Segment Start: Data listing
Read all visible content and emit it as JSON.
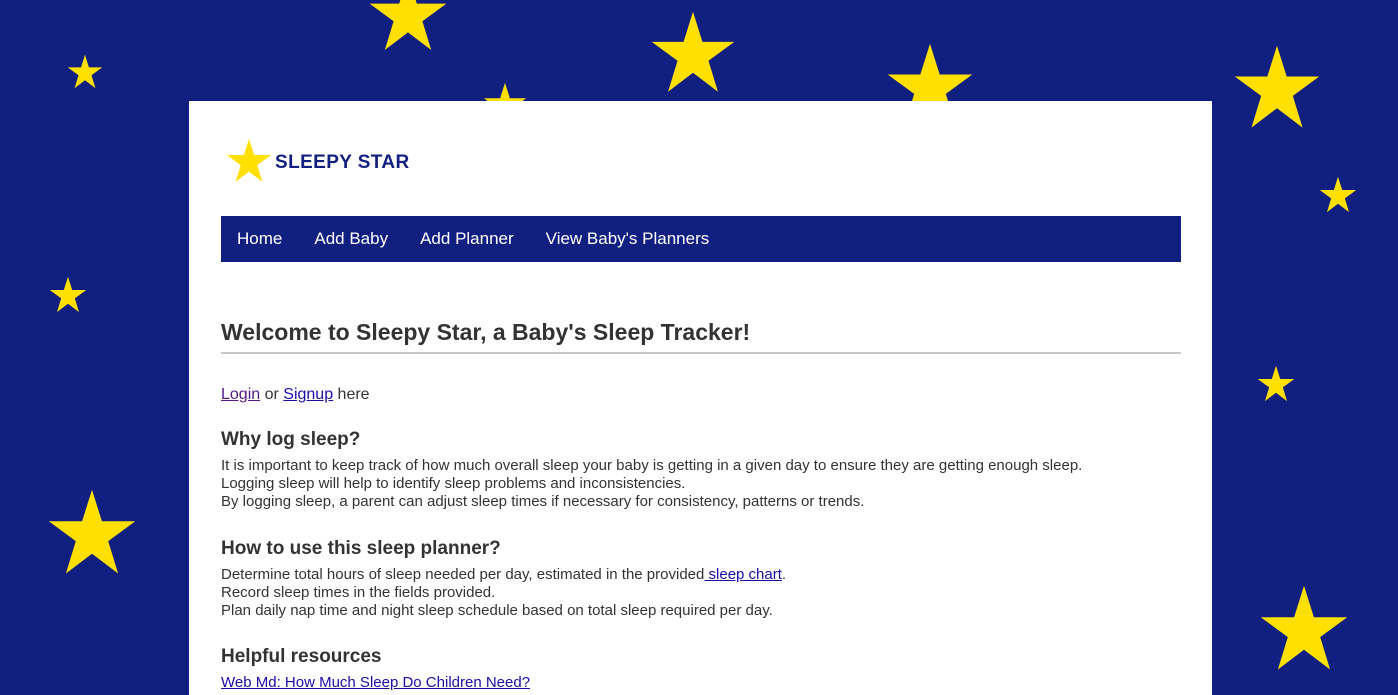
{
  "brand": {
    "name": "SLEEPY STAR",
    "star_color": "#FFE000",
    "navy": "#111F80"
  },
  "nav": {
    "items": [
      "Home",
      "Add Baby",
      "Add Planner",
      "View Baby's Planners"
    ]
  },
  "main": {
    "title": "Welcome to Sleepy Star, a Baby's Sleep Tracker!",
    "auth": {
      "login": "Login",
      "or": " or ",
      "signup": "Signup",
      "here": " here"
    },
    "why": {
      "heading": "Why log sleep?",
      "lines": [
        "It is important to keep track of how much overall sleep your baby is getting in a given day to ensure they are getting enough sleep.",
        "Logging sleep will help to identify sleep problems and inconsistencies.",
        "By logging sleep, a parent can adjust sleep times if necessary for consistency, patterns or trends."
      ]
    },
    "how": {
      "heading": "How to use this sleep planner?",
      "line1_pre": "Determine total hours of sleep needed per day, estimated in the provided",
      "line1_link": " sleep chart",
      "line1_post": ".",
      "line2": "Record sleep times in the fields provided.",
      "line3": "Plan daily nap time and night sleep schedule based on total sleep required per day."
    },
    "resources": {
      "heading": "Helpful resources",
      "link1": "Web Md: How Much Sleep Do Children Need?"
    }
  },
  "background": {
    "icon": "star-icon"
  }
}
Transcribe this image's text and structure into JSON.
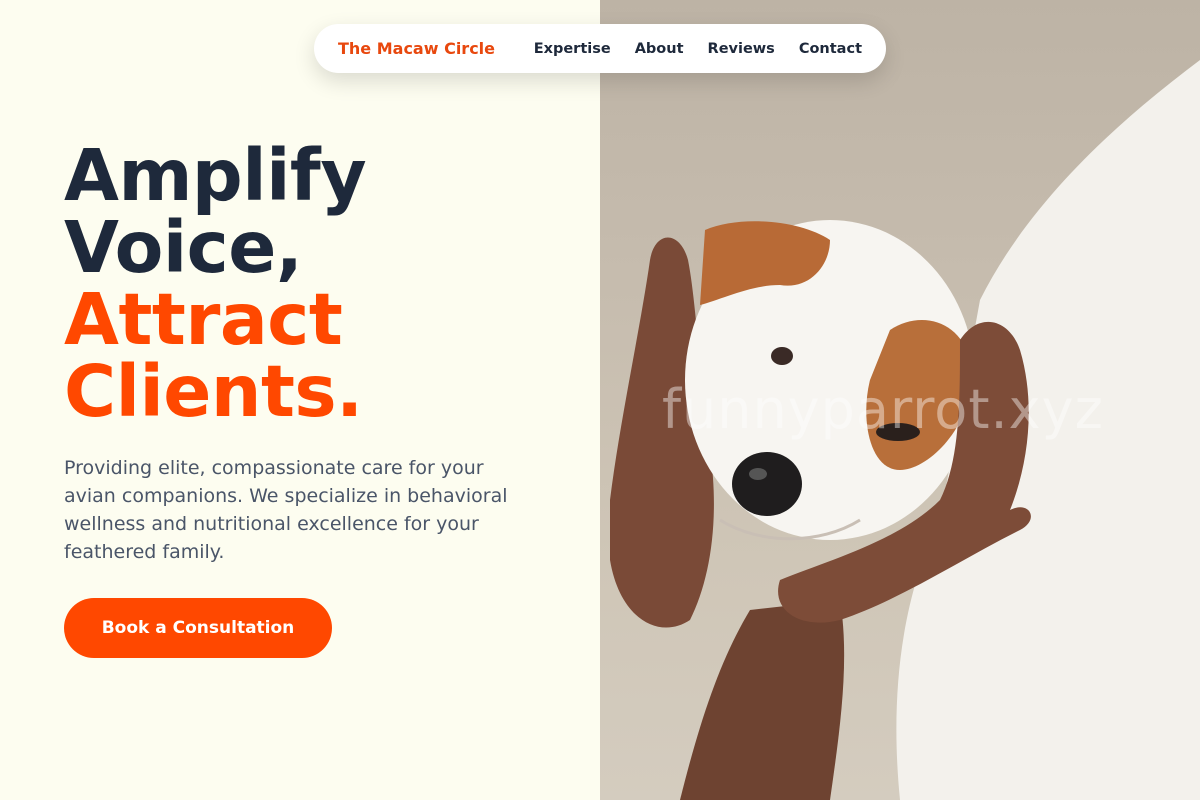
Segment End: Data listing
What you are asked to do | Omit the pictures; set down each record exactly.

Response |
Read all visible content and emit it as JSON.
{
  "brand": {
    "name": "SLEEPY STAR",
    "star_color": "#FFE000",
    "navy": "#111F80"
  },
  "nav": {
    "items": [
      "Home",
      "Add Baby",
      "Add Planner",
      "View Baby's Planners"
    ]
  },
  "main": {
    "title": "Welcome to Sleepy Star, a Baby's Sleep Tracker!",
    "auth": {
      "login": "Login",
      "or": " or ",
      "signup": "Signup",
      "here": " here"
    },
    "why": {
      "heading": "Why log sleep?",
      "lines": [
        "It is important to keep track of how much overall sleep your baby is getting in a given day to ensure they are getting enough sleep.",
        "Logging sleep will help to identify sleep problems and inconsistencies.",
        "By logging sleep, a parent can adjust sleep times if necessary for consistency, patterns or trends."
      ]
    },
    "how": {
      "heading": "How to use this sleep planner?",
      "line1_pre": "Determine total hours of sleep needed per day, estimated in the provided",
      "line1_link": " sleep chart",
      "line1_post": ".",
      "line2": "Record sleep times in the fields provided.",
      "line3": "Plan daily nap time and night sleep schedule based on total sleep required per day."
    },
    "resources": {
      "heading": "Helpful resources",
      "link1": "Web Md: How Much Sleep Do Children Need?"
    }
  },
  "background": {
    "icon": "star-icon"
  }
}
Transcribe this image's text and structure into JSON.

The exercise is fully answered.